■ **ABOUT THIS EXERCISE**
Each entry in the listing must be set down again word for word.
### DATA PROVIDED
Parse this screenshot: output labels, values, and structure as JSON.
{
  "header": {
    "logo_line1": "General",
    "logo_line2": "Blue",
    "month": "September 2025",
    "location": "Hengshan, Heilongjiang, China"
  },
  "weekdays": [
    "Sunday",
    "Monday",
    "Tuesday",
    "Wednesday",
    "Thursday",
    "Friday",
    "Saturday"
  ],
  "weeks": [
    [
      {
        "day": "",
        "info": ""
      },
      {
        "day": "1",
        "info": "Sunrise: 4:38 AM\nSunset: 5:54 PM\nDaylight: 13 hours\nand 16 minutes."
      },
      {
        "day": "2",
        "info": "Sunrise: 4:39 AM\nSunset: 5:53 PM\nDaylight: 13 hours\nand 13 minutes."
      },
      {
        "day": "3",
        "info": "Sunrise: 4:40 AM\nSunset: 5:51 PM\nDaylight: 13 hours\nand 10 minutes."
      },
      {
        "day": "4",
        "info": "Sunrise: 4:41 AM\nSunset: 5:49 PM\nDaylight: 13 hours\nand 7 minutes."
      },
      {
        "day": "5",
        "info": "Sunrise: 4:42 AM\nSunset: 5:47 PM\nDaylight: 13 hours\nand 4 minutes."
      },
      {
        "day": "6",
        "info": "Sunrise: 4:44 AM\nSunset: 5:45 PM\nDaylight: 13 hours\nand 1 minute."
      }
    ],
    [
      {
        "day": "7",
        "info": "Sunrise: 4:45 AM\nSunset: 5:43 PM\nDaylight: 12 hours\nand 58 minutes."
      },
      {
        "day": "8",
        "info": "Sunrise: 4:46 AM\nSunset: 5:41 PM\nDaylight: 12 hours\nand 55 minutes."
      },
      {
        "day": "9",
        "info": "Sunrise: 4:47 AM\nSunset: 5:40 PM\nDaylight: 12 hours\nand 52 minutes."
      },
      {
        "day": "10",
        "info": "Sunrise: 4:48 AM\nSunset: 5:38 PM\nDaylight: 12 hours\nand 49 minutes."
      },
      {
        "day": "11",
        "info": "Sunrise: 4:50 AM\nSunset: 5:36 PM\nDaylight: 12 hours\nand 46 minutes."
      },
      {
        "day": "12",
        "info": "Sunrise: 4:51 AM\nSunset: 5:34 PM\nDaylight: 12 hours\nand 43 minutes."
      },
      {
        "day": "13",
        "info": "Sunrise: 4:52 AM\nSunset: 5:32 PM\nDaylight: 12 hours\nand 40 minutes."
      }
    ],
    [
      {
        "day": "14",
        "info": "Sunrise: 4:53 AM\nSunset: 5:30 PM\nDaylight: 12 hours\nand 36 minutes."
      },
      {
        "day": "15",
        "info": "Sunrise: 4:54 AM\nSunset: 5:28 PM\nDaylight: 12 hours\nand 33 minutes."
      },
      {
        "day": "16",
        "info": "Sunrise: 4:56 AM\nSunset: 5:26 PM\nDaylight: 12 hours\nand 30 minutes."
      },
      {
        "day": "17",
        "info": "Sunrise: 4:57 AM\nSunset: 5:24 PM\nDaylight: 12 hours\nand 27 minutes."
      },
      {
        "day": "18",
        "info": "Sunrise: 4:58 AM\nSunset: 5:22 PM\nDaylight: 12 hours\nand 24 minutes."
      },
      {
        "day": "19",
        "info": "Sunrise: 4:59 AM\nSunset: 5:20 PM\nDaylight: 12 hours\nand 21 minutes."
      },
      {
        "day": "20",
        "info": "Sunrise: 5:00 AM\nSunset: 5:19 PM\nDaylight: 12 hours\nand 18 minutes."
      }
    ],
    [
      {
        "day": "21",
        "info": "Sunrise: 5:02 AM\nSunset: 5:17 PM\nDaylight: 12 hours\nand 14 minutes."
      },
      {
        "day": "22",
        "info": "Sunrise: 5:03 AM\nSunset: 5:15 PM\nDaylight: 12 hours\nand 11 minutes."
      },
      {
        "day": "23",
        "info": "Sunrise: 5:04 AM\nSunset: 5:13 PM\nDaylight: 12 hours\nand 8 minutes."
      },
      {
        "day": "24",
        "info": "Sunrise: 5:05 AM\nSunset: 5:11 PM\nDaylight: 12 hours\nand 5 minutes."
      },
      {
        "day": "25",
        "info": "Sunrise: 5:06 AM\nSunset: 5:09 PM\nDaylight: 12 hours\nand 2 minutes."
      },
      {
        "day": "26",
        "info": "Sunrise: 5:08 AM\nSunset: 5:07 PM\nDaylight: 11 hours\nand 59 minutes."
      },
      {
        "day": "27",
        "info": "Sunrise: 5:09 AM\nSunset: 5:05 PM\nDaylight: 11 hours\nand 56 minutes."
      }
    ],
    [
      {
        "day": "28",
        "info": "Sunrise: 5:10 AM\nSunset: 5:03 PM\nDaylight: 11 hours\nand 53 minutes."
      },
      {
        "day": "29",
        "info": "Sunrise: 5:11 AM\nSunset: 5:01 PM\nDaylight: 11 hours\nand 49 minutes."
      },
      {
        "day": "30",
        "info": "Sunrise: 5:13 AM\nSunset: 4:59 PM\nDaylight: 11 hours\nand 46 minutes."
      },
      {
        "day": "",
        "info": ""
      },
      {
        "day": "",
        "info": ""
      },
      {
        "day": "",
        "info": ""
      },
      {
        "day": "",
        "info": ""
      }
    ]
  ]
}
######
■ **RESULT OF THIS EXERCISE**
Parse this screenshot: output labels, values, and structure as JSON.
{
  "header": {
    "logo_line1": "General",
    "logo_line2": "Blue",
    "month": "September 2025",
    "location": "Hengshan, Heilongjiang, China"
  },
  "weekdays": [
    "Sunday",
    "Monday",
    "Tuesday",
    "Wednesday",
    "Thursday",
    "Friday",
    "Saturday"
  ],
  "weeks": [
    [
      {
        "day": "",
        "info": ""
      },
      {
        "day": "1",
        "info": "Sunrise: 4:38 AM\nSunset: 5:54 PM\nDaylight: 13 hours\nand 16 minutes."
      },
      {
        "day": "2",
        "info": "Sunrise: 4:39 AM\nSunset: 5:53 PM\nDaylight: 13 hours\nand 13 minutes."
      },
      {
        "day": "3",
        "info": "Sunrise: 4:40 AM\nSunset: 5:51 PM\nDaylight: 13 hours\nand 10 minutes."
      },
      {
        "day": "4",
        "info": "Sunrise: 4:41 AM\nSunset: 5:49 PM\nDaylight: 13 hours\nand 7 minutes."
      },
      {
        "day": "5",
        "info": "Sunrise: 4:42 AM\nSunset: 5:47 PM\nDaylight: 13 hours\nand 4 minutes."
      },
      {
        "day": "6",
        "info": "Sunrise: 4:44 AM\nSunset: 5:45 PM\nDaylight: 13 hours\nand 1 minute."
      }
    ],
    [
      {
        "day": "7",
        "info": "Sunrise: 4:45 AM\nSunset: 5:43 PM\nDaylight: 12 hours\nand 58 minutes."
      },
      {
        "day": "8",
        "info": "Sunrise: 4:46 AM\nSunset: 5:41 PM\nDaylight: 12 hours\nand 55 minutes."
      },
      {
        "day": "9",
        "info": "Sunrise: 4:47 AM\nSunset: 5:40 PM\nDaylight: 12 hours\nand 52 minutes."
      },
      {
        "day": "10",
        "info": "Sunrise: 4:48 AM\nSunset: 5:38 PM\nDaylight: 12 hours\nand 49 minutes."
      },
      {
        "day": "11",
        "info": "Sunrise: 4:50 AM\nSunset: 5:36 PM\nDaylight: 12 hours\nand 46 minutes."
      },
      {
        "day": "12",
        "info": "Sunrise: 4:51 AM\nSunset: 5:34 PM\nDaylight: 12 hours\nand 43 minutes."
      },
      {
        "day": "13",
        "info": "Sunrise: 4:52 AM\nSunset: 5:32 PM\nDaylight: 12 hours\nand 40 minutes."
      }
    ],
    [
      {
        "day": "14",
        "info": "Sunrise: 4:53 AM\nSunset: 5:30 PM\nDaylight: 12 hours\nand 36 minutes."
      },
      {
        "day": "15",
        "info": "Sunrise: 4:54 AM\nSunset: 5:28 PM\nDaylight: 12 hours\nand 33 minutes."
      },
      {
        "day": "16",
        "info": "Sunrise: 4:56 AM\nSunset: 5:26 PM\nDaylight: 12 hours\nand 30 minutes."
      },
      {
        "day": "17",
        "info": "Sunrise: 4:57 AM\nSunset: 5:24 PM\nDaylight: 12 hours\nand 27 minutes."
      },
      {
        "day": "18",
        "info": "Sunrise: 4:58 AM\nSunset: 5:22 PM\nDaylight: 12 hours\nand 24 minutes."
      },
      {
        "day": "19",
        "info": "Sunrise: 4:59 AM\nSunset: 5:20 PM\nDaylight: 12 hours\nand 21 minutes."
      },
      {
        "day": "20",
        "info": "Sunrise: 5:00 AM\nSunset: 5:19 PM\nDaylight: 12 hours\nand 18 minutes."
      }
    ],
    [
      {
        "day": "21",
        "info": "Sunrise: 5:02 AM\nSunset: 5:17 PM\nDaylight: 12 hours\nand 14 minutes."
      },
      {
        "day": "22",
        "info": "Sunrise: 5:03 AM\nSunset: 5:15 PM\nDaylight: 12 hours\nand 11 minutes."
      },
      {
        "day": "23",
        "info": "Sunrise: 5:04 AM\nSunset: 5:13 PM\nDaylight: 12 hours\nand 8 minutes."
      },
      {
        "day": "24",
        "info": "Sunrise: 5:05 AM\nSunset: 5:11 PM\nDaylight: 12 hours\nand 5 minutes."
      },
      {
        "day": "25",
        "info": "Sunrise: 5:06 AM\nSunset: 5:09 PM\nDaylight: 12 hours\nand 2 minutes."
      },
      {
        "day": "26",
        "info": "Sunrise: 5:08 AM\nSunset: 5:07 PM\nDaylight: 11 hours\nand 59 minutes."
      },
      {
        "day": "27",
        "info": "Sunrise: 5:09 AM\nSunset: 5:05 PM\nDaylight: 11 hours\nand 56 minutes."
      }
    ],
    [
      {
        "day": "28",
        "info": "Sunrise: 5:10 AM\nSunset: 5:03 PM\nDaylight: 11 hours\nand 53 minutes."
      },
      {
        "day": "29",
        "info": "Sunrise: 5:11 AM\nSunset: 5:01 PM\nDaylight: 11 hours\nand 49 minutes."
      },
      {
        "day": "30",
        "info": "Sunrise: 5:13 AM\nSunset: 4:59 PM\nDaylight: 11 hours\nand 46 minutes."
      },
      {
        "day": "",
        "info": ""
      },
      {
        "day": "",
        "info": ""
      },
      {
        "day": "",
        "info": ""
      },
      {
        "day": "",
        "info": ""
      }
    ]
  ]
}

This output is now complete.